══ Listed records

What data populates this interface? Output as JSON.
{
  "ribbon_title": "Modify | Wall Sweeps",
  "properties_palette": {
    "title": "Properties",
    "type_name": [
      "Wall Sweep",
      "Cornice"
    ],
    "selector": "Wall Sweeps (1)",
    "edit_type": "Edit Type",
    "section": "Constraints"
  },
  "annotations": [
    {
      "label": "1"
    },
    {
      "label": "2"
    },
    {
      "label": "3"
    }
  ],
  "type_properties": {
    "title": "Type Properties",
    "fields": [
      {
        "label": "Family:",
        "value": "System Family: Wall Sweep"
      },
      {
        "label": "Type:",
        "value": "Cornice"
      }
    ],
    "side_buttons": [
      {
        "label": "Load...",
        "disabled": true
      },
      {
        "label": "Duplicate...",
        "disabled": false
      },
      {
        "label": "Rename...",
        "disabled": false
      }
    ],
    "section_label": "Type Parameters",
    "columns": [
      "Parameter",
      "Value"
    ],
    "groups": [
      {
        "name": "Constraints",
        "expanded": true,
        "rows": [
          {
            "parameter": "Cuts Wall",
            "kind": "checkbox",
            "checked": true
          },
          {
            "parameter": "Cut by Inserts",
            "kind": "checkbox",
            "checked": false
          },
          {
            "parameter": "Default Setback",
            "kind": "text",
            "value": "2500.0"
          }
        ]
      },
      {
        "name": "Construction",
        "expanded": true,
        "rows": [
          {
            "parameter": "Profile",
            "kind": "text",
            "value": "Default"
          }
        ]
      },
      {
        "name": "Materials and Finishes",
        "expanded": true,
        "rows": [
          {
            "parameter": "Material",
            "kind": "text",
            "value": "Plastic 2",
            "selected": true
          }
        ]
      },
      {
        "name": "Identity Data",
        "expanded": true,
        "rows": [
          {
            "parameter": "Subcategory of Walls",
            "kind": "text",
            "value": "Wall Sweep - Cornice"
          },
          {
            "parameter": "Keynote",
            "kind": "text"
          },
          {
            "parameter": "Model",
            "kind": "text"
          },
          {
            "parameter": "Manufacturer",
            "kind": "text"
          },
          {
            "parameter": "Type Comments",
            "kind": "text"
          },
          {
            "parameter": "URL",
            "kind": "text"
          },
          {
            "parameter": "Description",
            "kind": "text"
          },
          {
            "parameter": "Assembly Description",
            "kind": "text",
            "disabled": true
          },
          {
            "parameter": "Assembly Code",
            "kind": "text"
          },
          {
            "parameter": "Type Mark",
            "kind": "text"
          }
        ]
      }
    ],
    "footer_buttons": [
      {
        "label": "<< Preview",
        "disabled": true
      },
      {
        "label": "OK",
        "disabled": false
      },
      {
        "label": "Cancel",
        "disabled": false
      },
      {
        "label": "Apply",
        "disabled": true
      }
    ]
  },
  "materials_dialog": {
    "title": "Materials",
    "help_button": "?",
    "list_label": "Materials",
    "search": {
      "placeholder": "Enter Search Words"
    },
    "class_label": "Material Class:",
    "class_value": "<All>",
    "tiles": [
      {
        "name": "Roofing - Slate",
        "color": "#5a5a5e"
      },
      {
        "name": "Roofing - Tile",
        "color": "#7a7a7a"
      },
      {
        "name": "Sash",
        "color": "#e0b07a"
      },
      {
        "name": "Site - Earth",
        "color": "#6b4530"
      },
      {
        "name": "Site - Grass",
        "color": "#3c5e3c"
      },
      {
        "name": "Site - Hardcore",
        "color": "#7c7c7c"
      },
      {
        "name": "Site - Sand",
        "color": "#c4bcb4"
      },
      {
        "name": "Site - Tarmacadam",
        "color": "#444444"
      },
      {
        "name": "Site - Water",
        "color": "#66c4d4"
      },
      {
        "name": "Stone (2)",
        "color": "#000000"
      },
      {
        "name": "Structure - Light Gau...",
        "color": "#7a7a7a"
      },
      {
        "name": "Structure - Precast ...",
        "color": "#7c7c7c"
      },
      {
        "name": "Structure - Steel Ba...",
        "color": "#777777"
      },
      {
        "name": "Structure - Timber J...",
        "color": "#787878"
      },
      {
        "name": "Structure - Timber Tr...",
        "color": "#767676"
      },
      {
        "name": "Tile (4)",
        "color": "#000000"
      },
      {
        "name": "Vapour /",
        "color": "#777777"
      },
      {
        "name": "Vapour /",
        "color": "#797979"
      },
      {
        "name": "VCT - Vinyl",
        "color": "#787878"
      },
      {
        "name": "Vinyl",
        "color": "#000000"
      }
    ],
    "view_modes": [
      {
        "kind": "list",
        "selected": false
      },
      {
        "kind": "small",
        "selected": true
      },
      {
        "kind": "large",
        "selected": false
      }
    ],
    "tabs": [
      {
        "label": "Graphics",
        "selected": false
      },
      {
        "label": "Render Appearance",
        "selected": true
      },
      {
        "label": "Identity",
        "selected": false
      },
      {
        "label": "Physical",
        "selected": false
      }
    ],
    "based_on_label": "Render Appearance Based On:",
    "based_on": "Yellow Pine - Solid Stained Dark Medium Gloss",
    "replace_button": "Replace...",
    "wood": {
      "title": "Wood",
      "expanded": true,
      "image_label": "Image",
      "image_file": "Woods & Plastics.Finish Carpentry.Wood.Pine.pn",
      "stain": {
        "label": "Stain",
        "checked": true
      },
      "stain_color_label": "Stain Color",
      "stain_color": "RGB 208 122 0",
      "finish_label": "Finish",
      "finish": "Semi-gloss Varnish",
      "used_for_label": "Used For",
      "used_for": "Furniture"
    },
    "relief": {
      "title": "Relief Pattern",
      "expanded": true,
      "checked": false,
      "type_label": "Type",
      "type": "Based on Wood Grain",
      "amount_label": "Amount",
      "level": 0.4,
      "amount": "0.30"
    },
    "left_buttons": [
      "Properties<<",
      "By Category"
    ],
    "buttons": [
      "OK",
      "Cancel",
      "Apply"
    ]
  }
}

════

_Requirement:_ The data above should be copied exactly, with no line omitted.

_Reply:_
What data populates this interface? Output as JSON.
{
  "ribbon_title": "Modify | Wall Sweeps",
  "properties_palette": {
    "title": "Properties",
    "type_name": [
      "Wall Sweep",
      "Cornice"
    ],
    "selector": "Wall Sweeps (1)",
    "edit_type": "Edit Type",
    "section": "Constraints"
  },
  "annotations": [
    {
      "label": "1"
    },
    {
      "label": "2"
    },
    {
      "label": "3"
    }
  ],
  "type_properties": {
    "title": "Type Properties",
    "fields": [
      {
        "label": "Family:",
        "value": "System Family: Wall Sweep"
      },
      {
        "label": "Type:",
        "value": "Cornice"
      }
    ],
    "side_buttons": [
      {
        "label": "Load...",
        "disabled": true
      },
      {
        "label": "Duplicate...",
        "disabled": false
      },
      {
        "label": "Rename...",
        "disabled": false
      }
    ],
    "section_label": "Type Parameters",
    "columns": [
      "Parameter",
      "Value"
    ],
    "groups": [
      {
        "name": "Constraints",
        "expanded": true,
        "rows": [
          {
            "parameter": "Cuts Wall",
            "kind": "checkbox",
            "checked": true
          },
          {
            "parameter": "Cut by Inserts",
            "kind": "checkbox",
            "checked": false
          },
          {
            "parameter": "Default Setback",
            "kind": "text",
            "value": "2500.0"
          }
        ]
      },
      {
        "name": "Construction",
        "expanded": true,
        "rows": [
          {
            "parameter": "Profile",
            "kind": "text",
            "value": "Default"
          }
        ]
      },
      {
        "name": "Materials and Finishes",
        "expanded": true,
        "rows": [
          {
            "parameter": "Material",
            "kind": "text",
            "value": "Plastic 2",
            "selected": true
          }
        ]
      },
      {
        "name": "Identity Data",
        "expanded": true,
        "rows": [
          {
            "parameter": "Subcategory of Walls",
            "kind": "text",
            "value": "Wall Sweep - Cornice"
          },
          {
            "parameter": "Keynote",
            "kind": "text"
          },
          {
            "parameter": "Model",
            "kind": "text"
          },
          {
            "parameter": "Manufacturer",
            "kind": "text"
          },
          {
            "parameter": "Type Comments",
            "kind": "text"
          },
          {
            "parameter": "URL",
            "kind": "text"
          },
          {
            "parameter": "Description",
            "kind": "text"
          },
          {
            "parameter": "Assembly Description",
            "kind": "text",
            "disabled": true
          },
          {
            "parameter": "Assembly Code",
            "kind": "text"
          },
          {
            "parameter": "Type Mark",
            "kind": "text"
          }
        ]
      }
    ],
    "footer_buttons": [
      {
        "label": "<< Preview",
        "disabled": true
      },
      {
        "label": "OK",
        "disabled": false
      },
      {
        "label": "Cancel",
        "disabled": false
      },
      {
        "label": "Apply",
        "disabled": true
      }
    ]
  },
  "materials_dialog": {
    "title": "Materials",
    "help_button": "?",
    "list_label": "Materials",
    "search": {
      "placeholder": "Enter Search Words"
    },
    "class_label": "Material Class:",
    "class_value": "<All>",
    "tiles": [
      {
        "name": "Roofing - Slate",
        "color": "#5a5a5e"
      },
      {
        "name": "Roofing - Tile",
        "color": "#7a7a7a"
      },
      {
        "name": "Sash",
        "color": "#e0b07a"
      },
      {
        "name": "Site - Earth",
        "color": "#6b4530"
      },
      {
        "name": "Site - Grass",
        "color": "#3c5e3c"
      },
      {
        "name": "Site - Hardcore",
        "color": "#7c7c7c"
      },
      {
        "name": "Site - Sand",
        "color": "#c4bcb4"
      },
      {
        "name": "Site - Tarmacadam",
        "color": "#444444"
      },
      {
        "name": "Site - Water",
        "color": "#66c4d4"
      },
      {
        "name": "Stone (2)",
        "color": "#000000"
      },
      {
        "name": "Structure - Light Gau...",
        "color": "#7a7a7a"
      },
      {
        "name": "Structure - Precast ...",
        "color": "#7c7c7c"
      },
      {
        "name": "Structure - Steel Ba...",
        "color": "#777777"
      },
      {
        "name": "Structure - Timber J...",
        "color": "#787878"
      },
      {
        "name": "Structure - Timber Tr...",
        "color": "#767676"
      },
      {
        "name": "Tile (4)",
        "color": "#000000"
      },
      {
        "name": "Vapour /",
        "color": "#777777"
      },
      {
        "name": "Vapour /",
        "color": "#797979"
      },
      {
        "name": "VCT - Vinyl",
        "color": "#787878"
      },
      {
        "name": "Vinyl",
        "color": "#000000"
      }
    ],
    "view_modes": [
      {
        "kind": "list",
        "selected": false
      },
      {
        "kind": "small",
        "selected": true
      },
      {
        "kind": "large",
        "selected": false
      }
    ],
    "tabs": [
      {
        "label": "Graphics",
        "selected": false
      },
      {
        "label": "Render Appearance",
        "selected": true
      },
      {
        "label": "Identity",
        "selected": false
      },
      {
        "label": "Physical",
        "selected": false
      }
    ],
    "based_on_label": "Render Appearance Based On:",
    "based_on": "Yellow Pine - Solid Stained Dark Medium Gloss",
    "replace_button": "Replace...",
    "wood": {
      "title": "Wood",
      "expanded": true,
      "image_label": "Image",
      "image_file": "Woods & Plastics.Finish Carpentry.Wood.Pine.pn",
      "stain": {
        "label": "Stain",
        "checked": true
      },
      "stain_color_label": "Stain Color",
      "stain_color": "RGB 208 122 0",
      "finish_label": "Finish",
      "finish": "Semi-gloss Varnish",
      "used_for_label": "Used For",
      "used_for": "Furniture"
    },
    "relief": {
      "title": "Relief Pattern",
      "expanded": true,
      "checked": false,
      "type_label": "Type",
      "type": "Based on Wood Grain",
      "amount_label": "Amount",
      "level": 0.4,
      "amount": "0.30"
    },
    "left_buttons": [
      "Properties<<",
      "By Category"
    ],
    "buttons": [
      "OK",
      "Cancel",
      "Apply"
    ]
  }
}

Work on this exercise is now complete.